Carlson's analysis also showed that groundwater levels, though in recovery, did remain at a point that encouraged salt water intrusion in at least two middle sand layers. But Carlson suggested the movement was slowing — the salt water is advancing only a few hundred feet per year — and the risk was not so severe in the near future.
"To cover a mile would take decades. The thought that it'll sweep through the entire parish, would take literally hundreds of years to move that far north, assuming you had demand migrate northward and the salt water followed," he said.
Carlson's assessment and the imminent USGS report come as the Capital Area Ground Water Conservation Commission is about to take the next step Monday in creating a 50-year strategic plan to manage the region's groundwater sources and respond to the salt water intrusion problem. Part of that task will be assessing the state of the science and the future water demand on the aquifer.
Critics say the state panel hasn't done enough to limit the pumping that abets the intrusion. Environmentalists have also argued that industrial users should be forced to switch to water from the Mississippi River and reserve the groundwater for the public; industries have pointed to the need for a more broadly shared solution.

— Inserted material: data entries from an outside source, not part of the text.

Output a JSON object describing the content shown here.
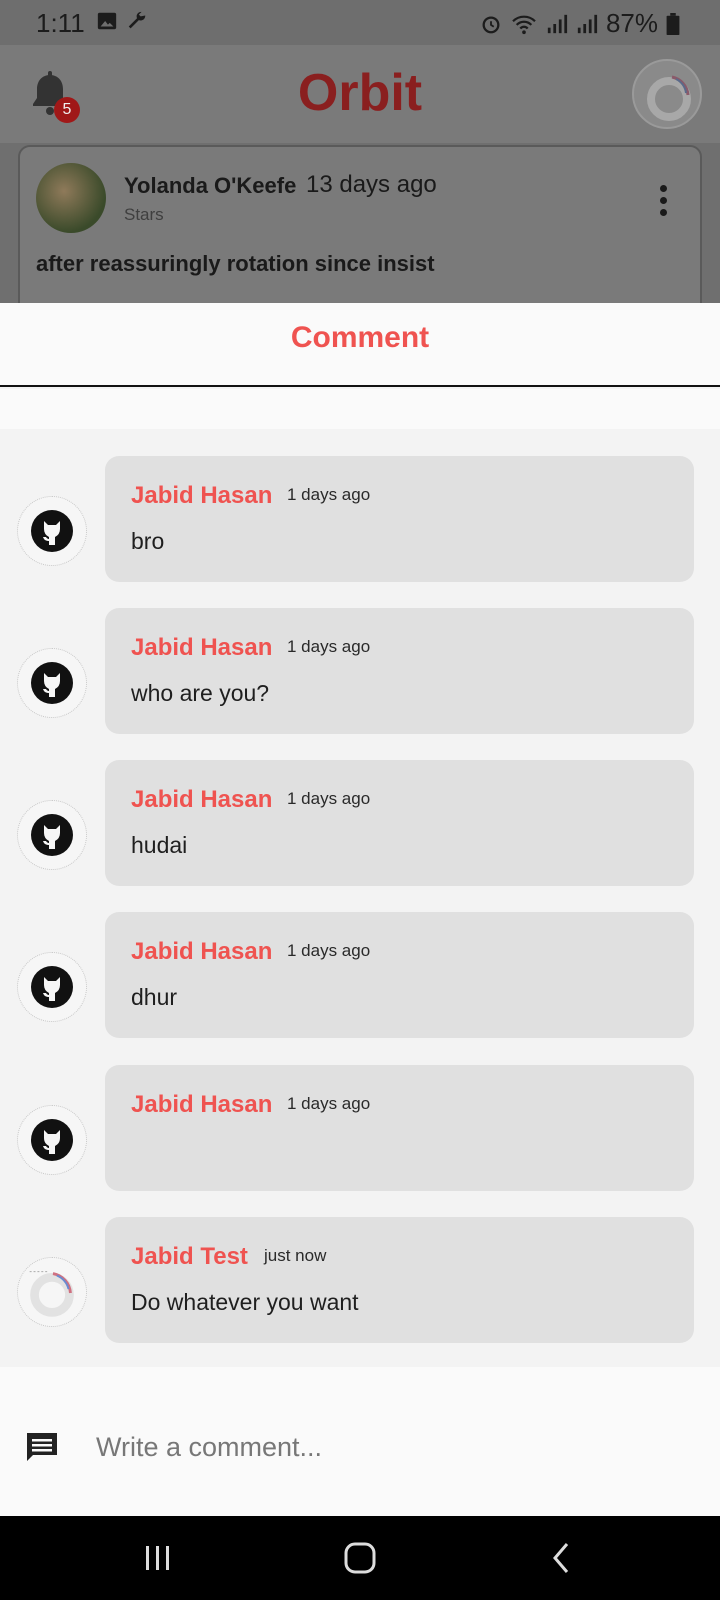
{
  "status_bar": {
    "time": "1:11",
    "battery": "87%"
  },
  "app_bar": {
    "title": "Orbit",
    "notification_count": "5"
  },
  "post": {
    "author": "Yolanda O'Keefe",
    "time": "13 days ago",
    "subtitle": "Stars",
    "title": "after reassuringly rotation since insist"
  },
  "sheet": {
    "title": "Comment"
  },
  "comments": [
    {
      "name": "Jabid Hasan",
      "time": "1 days ago",
      "text": "bro",
      "avatar": "github-icon"
    },
    {
      "name": "Jabid Hasan",
      "time": "1 days ago",
      "text": "who are you?",
      "avatar": "github-icon"
    },
    {
      "name": "Jabid Hasan",
      "time": "1 days ago",
      "text": "hudai",
      "avatar": "github-icon"
    },
    {
      "name": "Jabid Hasan",
      "time": "1 days ago",
      "text": "dhur",
      "avatar": "github-icon"
    },
    {
      "name": "Jabid Hasan",
      "time": "1 days ago",
      "text": "",
      "avatar": "github-icon"
    },
    {
      "name": "Jabid Test",
      "time": "just now",
      "text": "Do whatever you want",
      "avatar": "profile-picture"
    }
  ],
  "input": {
    "placeholder": "Write a comment..."
  },
  "colors": {
    "accent": "#ef5350",
    "bubble": "#e0e0e0",
    "nav": "#000000"
  }
}
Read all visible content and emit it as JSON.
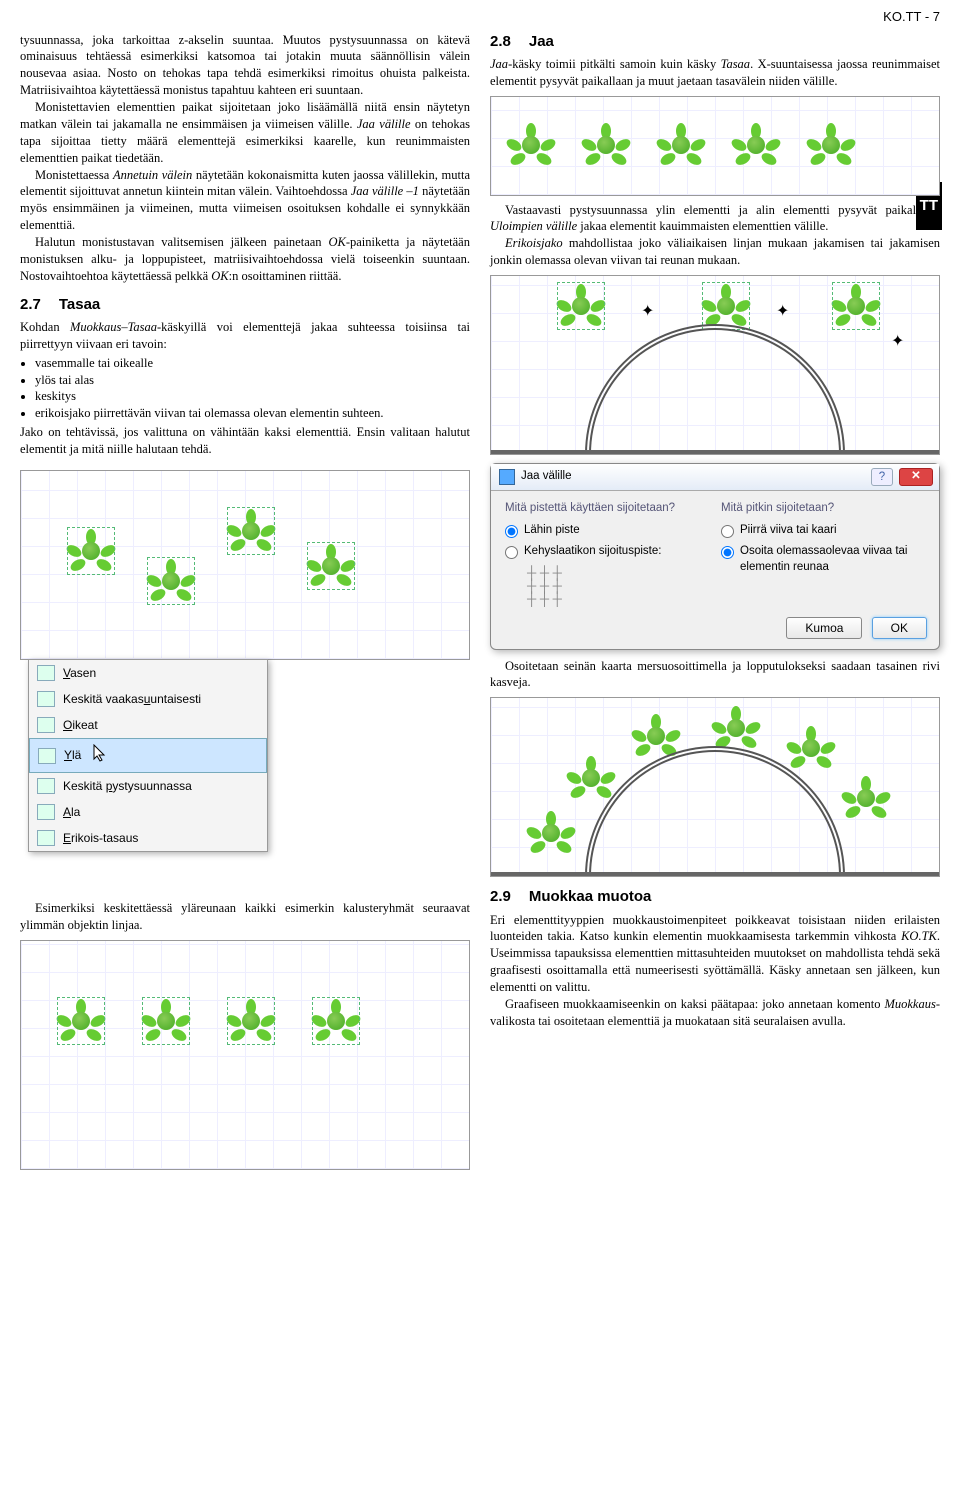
{
  "page_header": "KO.TT - 7",
  "side_tab": "TT",
  "left": {
    "p1": "tysuunnassa, joka tarkoittaa z-akselin suuntaa. Muutos pystysuunnassa on kätevä ominaisuus tehtäessä esimerkiksi katsomoa tai jotakin muuta säännöllisin välein nousevaa asiaa. Nosto on tehokas tapa tehdä esimerkiksi rimoitus ohuista palkeista. Matriisivaihtoa käytettäessä monistus tapahtuu kahteen eri suuntaan.",
    "p2a": "Monistettavien elementtien paikat sijoitetaan joko lisäämällä niitä ensin näytetyn matkan välein tai jakamalla ne ensimmäisen ja viimeisen välille. ",
    "p2b_italic": "Jaa välille",
    "p2c": " on tehokas tapa sijoittaa tietty määrä elementtejä esimerkiksi kaarelle, kun reunimmaisten elementtien paikat tiedetään.",
    "p3a": "Monistettaessa ",
    "p3a_i": "Annetuin välein",
    "p3b": " näytetään kokonaismitta kuten jaossa välillekin, mutta elementit sijoittuvat annetun kiintein mitan välein. Vaihtoehdossa ",
    "p3b_i": "Jaa välille –1",
    "p3c": " näytetään myös ensimmäinen ja viimeinen, mutta viimeisen osoituksen kohdalle ei synnykkään elementtiä.",
    "p4a": "Halutun monistustavan valitsemisen jälkeen painetaan ",
    "p4a_i": "OK",
    "p4b": "-painiketta ja näytetään monistuksen alku- ja loppupisteet, matriisivaihtoehdossa vielä toiseenkin suuntaan. Nostovaihtoehtoa käytettäessä pelkkä ",
    "p4b_i": "OK",
    "p4c": ":n osoittaminen riittää.",
    "sec27_num": "2.7",
    "sec27_title": "Tasaa",
    "p5a": "Kohdan ",
    "p5a_i": "Muokkaus–Tasaa",
    "p5b": "-käskyillä voi elementtejä jakaa suhteessa toisiinsa tai piirrettyyn viivaan eri tavoin:",
    "bullets": [
      "vasemmalle tai oikealle",
      "ylös tai alas",
      "keskitys",
      "erikoisjako piirrettävän viivan tai olemassa olevan elementin suhteen."
    ],
    "p6": "Jako on tehtävissä, jos valittuna on vähintään kaksi elementtiä. Ensin valitaan halutut elementit ja mitä niille halutaan tehdä.",
    "menu_items": [
      {
        "icon": "align-left-icon",
        "label_pre": "",
        "ul": "V",
        "label_post": "asen"
      },
      {
        "icon": "align-hcenter-icon",
        "label_pre": "Keskitä vaakas",
        "ul": "u",
        "label_post": "untaisesti"
      },
      {
        "icon": "align-right-icon",
        "label_pre": "",
        "ul": "O",
        "label_post": "ikeat"
      },
      {
        "icon": "align-top-icon",
        "label_pre": "",
        "ul": "Y",
        "label_post": "lä",
        "highlight": true
      },
      {
        "icon": "align-vcenter-icon",
        "label_pre": "Keskitä ",
        "ul": "p",
        "label_post": "ystysuunnassa"
      },
      {
        "icon": "align-bottom-icon",
        "label_pre": "",
        "ul": "A",
        "label_post": "la"
      },
      {
        "icon": "align-special-icon",
        "label_pre": "",
        "ul": "E",
        "label_post": "rikois-tasaus"
      }
    ],
    "p7": "Esimerkiksi keskitettäessä yläreunaan kaikki esimerkin kalusteryhmät seuraavat ylimmän objektin linjaa."
  },
  "right": {
    "sec28_num": "2.8",
    "sec28_title": "Jaa",
    "p1a_i": "Jaa",
    "p1b": "-käsky toimii pitkälti samoin kuin käsky ",
    "p1b_i": "Tasaa",
    "p1c": ". X-suuntaisessa jaossa reunimmaiset elementit pysyvät paikallaan ja muut jaetaan tasavälein niiden välille.",
    "p2a": "Vastaavasti pystysuunnassa ylin elementti ja alin elementti pysyvät paikallaan. ",
    "p2a_i": "Uloimpien välille",
    "p2b": " jakaa elementit kauimmaisten elementtien välille.",
    "p3a_i": "Erikoisjako",
    "p3b": " mahdollistaa joko väliaikaisen linjan mukaan jakamisen tai jakamisen jonkin olemassa olevan viivan tai reunan mukaan.",
    "dialog": {
      "title": "Jaa välille",
      "left_q": "Mitä pistettä käyttäen sijoitetaan?",
      "opt_lahin": "Lähin piste",
      "opt_kehys": "Kehyslaatikon sijoituspiste:",
      "right_q": "Mitä pitkin sijoitetaan?",
      "opt_piirra": "Piirrä viiva tai kaari",
      "opt_osoita": "Osoita olemassaolevaa viivaa tai elementin reunaa",
      "btn_cancel": "Kumoa",
      "btn_ok": "OK"
    },
    "p4": "Osoitetaan seinän kaarta mersuosoittimella ja lopputulokseksi saadaan tasainen rivi kasveja.",
    "sec29_num": "2.9",
    "sec29_title": "Muokkaa muotoa",
    "p5a": "Eri elementtityyppien muokkaustoimenpiteet poikkeavat toisistaan niiden erilaisten luonteiden takia. Katso kunkin elementin muokkaamisesta tarkemmin vihkosta ",
    "p5a_i": "KO.TK",
    "p5b": ". Useimmissa tapauksissa elementtien mittasuhteiden muutokset on mahdollista tehdä sekä graafisesti osoittamalla että numeerisesti syöttämällä. Käsky annetaan sen jälkeen, kun elementti on valittu.",
    "p6a": "Graafiseen muokkaamiseenkin on kaksi päätapaa: joko annetaan komento ",
    "p6a_i": "Muokkaus",
    "p6b": "-valikosta tai osoitetaan elementtiä ja muokataan sitä seuralaisen avulla."
  }
}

With help from the Water Institute of the Gulf, the commission has been refining big-picture objectives over the past several months. Those could include developing surface water sources for some aquifer users, restrictions on groundwater use by the type of user, and conservation programs for the general public.

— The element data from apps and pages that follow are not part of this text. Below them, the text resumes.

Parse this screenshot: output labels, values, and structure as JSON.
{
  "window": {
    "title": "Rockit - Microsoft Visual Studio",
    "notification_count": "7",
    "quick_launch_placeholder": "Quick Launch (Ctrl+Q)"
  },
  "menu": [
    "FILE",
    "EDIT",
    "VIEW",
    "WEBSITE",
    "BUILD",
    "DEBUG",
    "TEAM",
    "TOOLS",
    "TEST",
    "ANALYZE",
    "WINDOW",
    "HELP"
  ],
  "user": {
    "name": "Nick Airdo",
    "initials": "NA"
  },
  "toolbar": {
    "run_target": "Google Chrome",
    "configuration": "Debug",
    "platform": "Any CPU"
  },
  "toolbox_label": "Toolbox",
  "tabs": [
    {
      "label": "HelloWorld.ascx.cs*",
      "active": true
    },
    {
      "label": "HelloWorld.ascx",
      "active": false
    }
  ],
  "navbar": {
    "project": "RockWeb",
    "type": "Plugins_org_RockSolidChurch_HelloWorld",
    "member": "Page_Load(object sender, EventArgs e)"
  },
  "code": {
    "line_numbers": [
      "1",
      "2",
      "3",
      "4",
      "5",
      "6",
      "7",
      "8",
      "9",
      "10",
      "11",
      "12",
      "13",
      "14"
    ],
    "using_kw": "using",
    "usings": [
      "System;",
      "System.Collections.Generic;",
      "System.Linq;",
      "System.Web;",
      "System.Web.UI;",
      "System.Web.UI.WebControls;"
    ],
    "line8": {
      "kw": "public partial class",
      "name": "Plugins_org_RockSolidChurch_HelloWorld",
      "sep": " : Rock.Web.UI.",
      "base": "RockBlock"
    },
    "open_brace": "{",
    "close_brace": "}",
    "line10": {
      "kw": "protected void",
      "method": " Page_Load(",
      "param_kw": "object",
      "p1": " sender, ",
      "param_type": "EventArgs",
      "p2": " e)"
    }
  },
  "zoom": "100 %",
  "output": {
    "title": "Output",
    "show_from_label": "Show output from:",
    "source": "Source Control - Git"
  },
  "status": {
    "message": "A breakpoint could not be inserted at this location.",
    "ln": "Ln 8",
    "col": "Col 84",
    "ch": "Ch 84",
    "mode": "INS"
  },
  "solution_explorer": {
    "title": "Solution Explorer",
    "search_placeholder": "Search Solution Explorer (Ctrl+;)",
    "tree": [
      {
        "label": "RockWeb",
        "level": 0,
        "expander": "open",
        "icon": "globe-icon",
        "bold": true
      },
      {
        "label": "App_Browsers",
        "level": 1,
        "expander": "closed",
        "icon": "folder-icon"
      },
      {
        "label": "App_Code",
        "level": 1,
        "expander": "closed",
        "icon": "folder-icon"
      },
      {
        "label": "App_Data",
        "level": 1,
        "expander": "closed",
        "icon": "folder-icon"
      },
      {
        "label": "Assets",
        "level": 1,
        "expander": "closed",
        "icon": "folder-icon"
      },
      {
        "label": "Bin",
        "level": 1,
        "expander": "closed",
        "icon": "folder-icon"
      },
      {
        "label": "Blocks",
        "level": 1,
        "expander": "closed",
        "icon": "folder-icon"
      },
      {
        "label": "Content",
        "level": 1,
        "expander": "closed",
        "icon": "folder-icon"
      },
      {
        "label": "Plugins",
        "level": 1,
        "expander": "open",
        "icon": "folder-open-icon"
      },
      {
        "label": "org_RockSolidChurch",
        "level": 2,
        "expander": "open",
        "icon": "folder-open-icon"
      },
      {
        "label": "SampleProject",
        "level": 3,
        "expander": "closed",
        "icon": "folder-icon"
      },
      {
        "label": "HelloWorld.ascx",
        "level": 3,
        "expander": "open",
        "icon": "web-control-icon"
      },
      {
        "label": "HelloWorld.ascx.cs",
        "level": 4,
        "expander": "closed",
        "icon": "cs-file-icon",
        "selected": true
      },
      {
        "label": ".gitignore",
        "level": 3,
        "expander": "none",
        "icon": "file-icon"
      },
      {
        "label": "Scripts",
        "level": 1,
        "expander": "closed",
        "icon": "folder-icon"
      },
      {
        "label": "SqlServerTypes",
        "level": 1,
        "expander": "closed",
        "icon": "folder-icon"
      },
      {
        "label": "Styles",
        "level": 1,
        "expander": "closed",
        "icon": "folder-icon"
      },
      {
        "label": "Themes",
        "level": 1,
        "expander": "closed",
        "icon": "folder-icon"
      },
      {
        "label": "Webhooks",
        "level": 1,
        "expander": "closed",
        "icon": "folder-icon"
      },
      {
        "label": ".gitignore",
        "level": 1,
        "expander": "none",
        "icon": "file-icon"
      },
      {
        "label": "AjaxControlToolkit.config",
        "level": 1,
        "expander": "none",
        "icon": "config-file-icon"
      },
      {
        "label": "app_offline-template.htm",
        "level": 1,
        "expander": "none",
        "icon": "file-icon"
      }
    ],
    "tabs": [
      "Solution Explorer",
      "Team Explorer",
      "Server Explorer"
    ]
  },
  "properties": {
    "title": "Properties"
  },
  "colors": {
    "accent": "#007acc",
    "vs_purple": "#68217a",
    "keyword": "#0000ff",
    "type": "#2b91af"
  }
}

Carlson's assessment received some pushback from a groundwater commissioner Tuesday who suggested that the raw water supply has never been the issue. The salt water intruding across the Baton Rouge Fault and encroaching on key drinking water wells in the city and the industrial supply wells north of the State Capitol has been the issue.

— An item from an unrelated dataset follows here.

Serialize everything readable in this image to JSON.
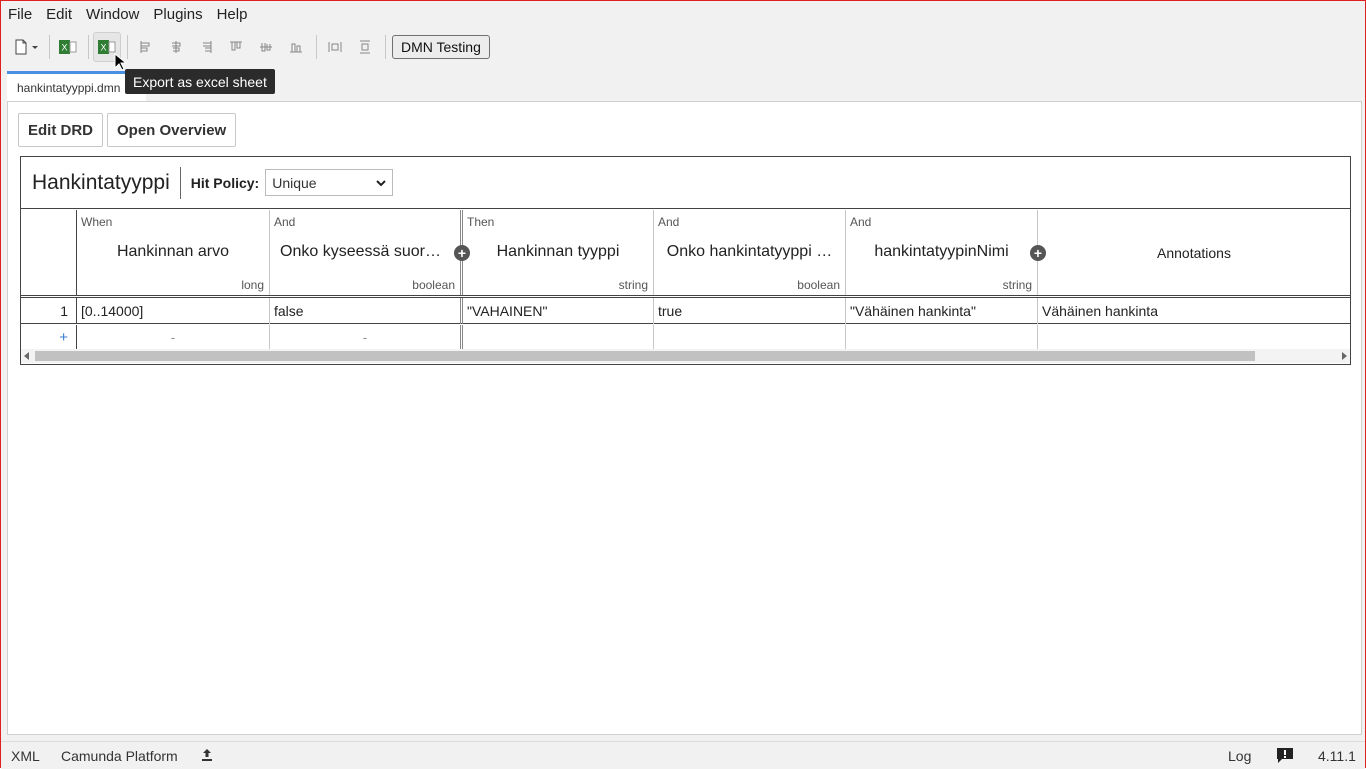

That threat has confronted the commission with a political decision about whether to move that infrastructure north or find other water sources that will help reduce overall pumping demand to slow or halt the salt water intrusion, the commissioner said.
"We could go up to East Feliciana (Parish) and probably pump, you know, as much water as we want, but how much is it going cost to get that down here versus there is a big river right across the way — which one is more feasible economically?" said Matthew Reonas, a state Office of Conservation employee who is the state agency's representative on the commission. "So, those become political and social questions."
Other commissioners, like Mark Walton, have advocated for scavenger wells that intercept the salt water movement and send it deeper underground or into the Mississippi. Baton Rouge Water Co. has used one to protect some of its water wells; the commission is investigating another in Baton Rouge.
While often envisioned as large underground pools of water, groundwater aquifers are no such thing. They are made up layers of sand, clay and rock.
Like strawberry syrup inside a snowball of freshly shaved ice, the groundwater is held in the tiny air spaces among the granules of earth. Wells drilled into the ground are the snowball's straw.
The Southern Hills Aquifer is made up of ten earthen layers, often called sands, stacked on top of one another between 400 feet and 2,800 feet deep.
Though they are collectively referred to as the "aquifer," the sands are individual water sources and are thought to be sealed off by clay.
The aquifer also spreads across the Florida Parishes and parts of the west bank, though Carlson only focused on East Baton Rouge Parish.
Carlson's estimate of supply is a rough tally, given wide variation on what's in the ground. Experts know that the aquifer naturally recharges, but Carlson said he intentionally left that out of his calculations to create a conservative estimate.
Hydrologists know that the aquifer naturally recharges its supply, but experts working for the groundwater commission said they also expected pumping demand to rise in the coming decades.